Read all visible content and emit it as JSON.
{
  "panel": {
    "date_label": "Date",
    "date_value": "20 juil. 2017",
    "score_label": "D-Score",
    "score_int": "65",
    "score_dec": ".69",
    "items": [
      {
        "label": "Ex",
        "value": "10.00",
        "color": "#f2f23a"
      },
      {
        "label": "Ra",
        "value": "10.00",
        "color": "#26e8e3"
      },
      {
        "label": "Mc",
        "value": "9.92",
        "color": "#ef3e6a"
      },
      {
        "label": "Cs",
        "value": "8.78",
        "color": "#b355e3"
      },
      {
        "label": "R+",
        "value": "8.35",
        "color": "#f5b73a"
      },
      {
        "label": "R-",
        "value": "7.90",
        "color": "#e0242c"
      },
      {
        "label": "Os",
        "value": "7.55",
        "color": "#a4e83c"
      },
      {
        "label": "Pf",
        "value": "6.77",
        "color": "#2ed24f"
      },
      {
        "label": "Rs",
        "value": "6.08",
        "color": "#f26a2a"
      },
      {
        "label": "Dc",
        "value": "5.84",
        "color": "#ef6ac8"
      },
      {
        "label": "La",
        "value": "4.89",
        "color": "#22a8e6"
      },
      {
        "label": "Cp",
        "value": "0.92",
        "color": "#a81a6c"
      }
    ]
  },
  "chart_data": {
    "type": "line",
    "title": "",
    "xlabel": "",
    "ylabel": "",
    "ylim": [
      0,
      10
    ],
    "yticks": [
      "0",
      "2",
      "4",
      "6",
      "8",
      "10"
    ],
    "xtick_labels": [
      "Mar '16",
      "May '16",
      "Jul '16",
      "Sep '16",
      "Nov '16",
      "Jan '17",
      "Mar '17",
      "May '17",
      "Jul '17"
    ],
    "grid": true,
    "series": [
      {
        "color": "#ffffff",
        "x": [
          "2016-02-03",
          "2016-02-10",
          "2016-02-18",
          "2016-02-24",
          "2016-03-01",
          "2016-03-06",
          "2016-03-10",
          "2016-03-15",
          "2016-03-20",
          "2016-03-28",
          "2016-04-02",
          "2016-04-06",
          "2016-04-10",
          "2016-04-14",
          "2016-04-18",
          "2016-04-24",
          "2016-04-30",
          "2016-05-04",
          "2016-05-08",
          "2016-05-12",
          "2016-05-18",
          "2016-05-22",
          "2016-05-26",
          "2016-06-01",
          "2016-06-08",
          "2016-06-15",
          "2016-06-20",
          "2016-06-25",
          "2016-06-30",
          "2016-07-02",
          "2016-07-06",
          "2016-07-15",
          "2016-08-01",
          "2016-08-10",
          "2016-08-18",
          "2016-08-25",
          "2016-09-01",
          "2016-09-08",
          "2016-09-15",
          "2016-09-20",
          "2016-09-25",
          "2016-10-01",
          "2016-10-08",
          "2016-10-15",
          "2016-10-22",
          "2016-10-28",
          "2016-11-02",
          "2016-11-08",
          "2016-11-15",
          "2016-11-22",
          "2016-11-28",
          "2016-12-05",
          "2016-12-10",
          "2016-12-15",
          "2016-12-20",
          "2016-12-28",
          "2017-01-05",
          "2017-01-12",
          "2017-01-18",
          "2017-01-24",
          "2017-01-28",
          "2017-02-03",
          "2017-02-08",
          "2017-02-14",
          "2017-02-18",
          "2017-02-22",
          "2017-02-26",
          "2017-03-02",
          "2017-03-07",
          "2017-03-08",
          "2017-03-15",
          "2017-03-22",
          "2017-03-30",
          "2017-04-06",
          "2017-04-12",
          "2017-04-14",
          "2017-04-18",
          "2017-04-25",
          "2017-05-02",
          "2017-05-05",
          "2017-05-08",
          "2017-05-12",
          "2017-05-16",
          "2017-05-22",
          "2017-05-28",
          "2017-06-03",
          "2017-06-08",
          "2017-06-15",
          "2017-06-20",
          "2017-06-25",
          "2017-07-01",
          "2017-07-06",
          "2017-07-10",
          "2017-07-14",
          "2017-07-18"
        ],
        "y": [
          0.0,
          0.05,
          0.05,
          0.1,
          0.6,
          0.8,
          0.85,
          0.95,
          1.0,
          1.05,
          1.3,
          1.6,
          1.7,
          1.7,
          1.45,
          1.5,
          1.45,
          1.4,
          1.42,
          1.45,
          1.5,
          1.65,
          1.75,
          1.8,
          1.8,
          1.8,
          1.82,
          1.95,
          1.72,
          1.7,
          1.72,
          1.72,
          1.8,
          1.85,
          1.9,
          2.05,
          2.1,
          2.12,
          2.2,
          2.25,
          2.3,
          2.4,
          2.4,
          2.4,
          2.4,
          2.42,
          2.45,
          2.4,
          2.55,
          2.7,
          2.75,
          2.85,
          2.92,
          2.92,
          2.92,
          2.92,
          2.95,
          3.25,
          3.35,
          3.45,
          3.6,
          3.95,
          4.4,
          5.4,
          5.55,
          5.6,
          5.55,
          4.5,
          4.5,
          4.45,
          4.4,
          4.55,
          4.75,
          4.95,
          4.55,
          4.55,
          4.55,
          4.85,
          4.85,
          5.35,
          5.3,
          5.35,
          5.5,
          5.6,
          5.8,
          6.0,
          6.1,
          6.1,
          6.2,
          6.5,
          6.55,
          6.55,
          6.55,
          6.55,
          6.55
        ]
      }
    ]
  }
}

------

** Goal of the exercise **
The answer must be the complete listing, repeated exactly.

** Exercise solution **
Read all visible content and emit it as JSON.
{
  "panel": {
    "date_label": "Date",
    "date_value": "20 juil. 2017",
    "score_label": "D-Score",
    "score_int": "65",
    "score_dec": ".69",
    "items": [
      {
        "label": "Ex",
        "value": "10.00",
        "color": "#f2f23a"
      },
      {
        "label": "Ra",
        "value": "10.00",
        "color": "#26e8e3"
      },
      {
        "label": "Mc",
        "value": "9.92",
        "color": "#ef3e6a"
      },
      {
        "label": "Cs",
        "value": "8.78",
        "color": "#b355e3"
      },
      {
        "label": "R+",
        "value": "8.35",
        "color": "#f5b73a"
      },
      {
        "label": "R-",
        "value": "7.90",
        "color": "#e0242c"
      },
      {
        "label": "Os",
        "value": "7.55",
        "color": "#a4e83c"
      },
      {
        "label": "Pf",
        "value": "6.77",
        "color": "#2ed24f"
      },
      {
        "label": "Rs",
        "value": "6.08",
        "color": "#f26a2a"
      },
      {
        "label": "Dc",
        "value": "5.84",
        "color": "#ef6ac8"
      },
      {
        "label": "La",
        "value": "4.89",
        "color": "#22a8e6"
      },
      {
        "label": "Cp",
        "value": "0.92",
        "color": "#a81a6c"
      }
    ]
  },
  "chart_data": {
    "type": "line",
    "title": "",
    "xlabel": "",
    "ylabel": "",
    "ylim": [
      0,
      10
    ],
    "yticks": [
      "0",
      "2",
      "4",
      "6",
      "8",
      "10"
    ],
    "xtick_labels": [
      "Mar '16",
      "May '16",
      "Jul '16",
      "Sep '16",
      "Nov '16",
      "Jan '17",
      "Mar '17",
      "May '17",
      "Jul '17"
    ],
    "grid": true,
    "series": [
      {
        "color": "#ffffff",
        "x": [
          "2016-02-03",
          "2016-02-10",
          "2016-02-18",
          "2016-02-24",
          "2016-03-01",
          "2016-03-06",
          "2016-03-10",
          "2016-03-15",
          "2016-03-20",
          "2016-03-28",
          "2016-04-02",
          "2016-04-06",
          "2016-04-10",
          "2016-04-14",
          "2016-04-18",
          "2016-04-24",
          "2016-04-30",
          "2016-05-04",
          "2016-05-08",
          "2016-05-12",
          "2016-05-18",
          "2016-05-22",
          "2016-05-26",
          "2016-06-01",
          "2016-06-08",
          "2016-06-15",
          "2016-06-20",
          "2016-06-25",
          "2016-06-30",
          "2016-07-02",
          "2016-07-06",
          "2016-07-15",
          "2016-08-01",
          "2016-08-10",
          "2016-08-18",
          "2016-08-25",
          "2016-09-01",
          "2016-09-08",
          "2016-09-15",
          "2016-09-20",
          "2016-09-25",
          "2016-10-01",
          "2016-10-08",
          "2016-10-15",
          "2016-10-22",
          "2016-10-28",
          "2016-11-02",
          "2016-11-08",
          "2016-11-15",
          "2016-11-22",
          "2016-11-28",
          "2016-12-05",
          "2016-12-10",
          "2016-12-15",
          "2016-12-20",
          "2016-12-28",
          "2017-01-05",
          "2017-01-12",
          "2017-01-18",
          "2017-01-24",
          "2017-01-28",
          "2017-02-03",
          "2017-02-08",
          "2017-02-14",
          "2017-02-18",
          "2017-02-22",
          "2017-02-26",
          "2017-03-02",
          "2017-03-07",
          "2017-03-08",
          "2017-03-15",
          "2017-03-22",
          "2017-03-30",
          "2017-04-06",
          "2017-04-12",
          "2017-04-14",
          "2017-04-18",
          "2017-04-25",
          "2017-05-02",
          "2017-05-05",
          "2017-05-08",
          "2017-05-12",
          "2017-05-16",
          "2017-05-22",
          "2017-05-28",
          "2017-06-03",
          "2017-06-08",
          "2017-06-15",
          "2017-06-20",
          "2017-06-25",
          "2017-07-01",
          "2017-07-06",
          "2017-07-10",
          "2017-07-14",
          "2017-07-18"
        ],
        "y": [
          0.0,
          0.05,
          0.05,
          0.1,
          0.6,
          0.8,
          0.85,
          0.95,
          1.0,
          1.05,
          1.3,
          1.6,
          1.7,
          1.7,
          1.45,
          1.5,
          1.45,
          1.4,
          1.42,
          1.45,
          1.5,
          1.65,
          1.75,
          1.8,
          1.8,
          1.8,
          1.82,
          1.95,
          1.72,
          1.7,
          1.72,
          1.72,
          1.8,
          1.85,
          1.9,
          2.05,
          2.1,
          2.12,
          2.2,
          2.25,
          2.3,
          2.4,
          2.4,
          2.4,
          2.4,
          2.42,
          2.45,
          2.4,
          2.55,
          2.7,
          2.75,
          2.85,
          2.92,
          2.92,
          2.92,
          2.92,
          2.95,
          3.25,
          3.35,
          3.45,
          3.6,
          3.95,
          4.4,
          5.4,
          5.55,
          5.6,
          5.55,
          4.5,
          4.5,
          4.45,
          4.4,
          4.55,
          4.75,
          4.95,
          4.55,
          4.55,
          4.55,
          4.85,
          4.85,
          5.35,
          5.3,
          5.35,
          5.5,
          5.6,
          5.8,
          6.0,
          6.1,
          6.1,
          6.2,
          6.5,
          6.55,
          6.55,
          6.55,
          6.55,
          6.55
        ]
      }
    ]
  }
}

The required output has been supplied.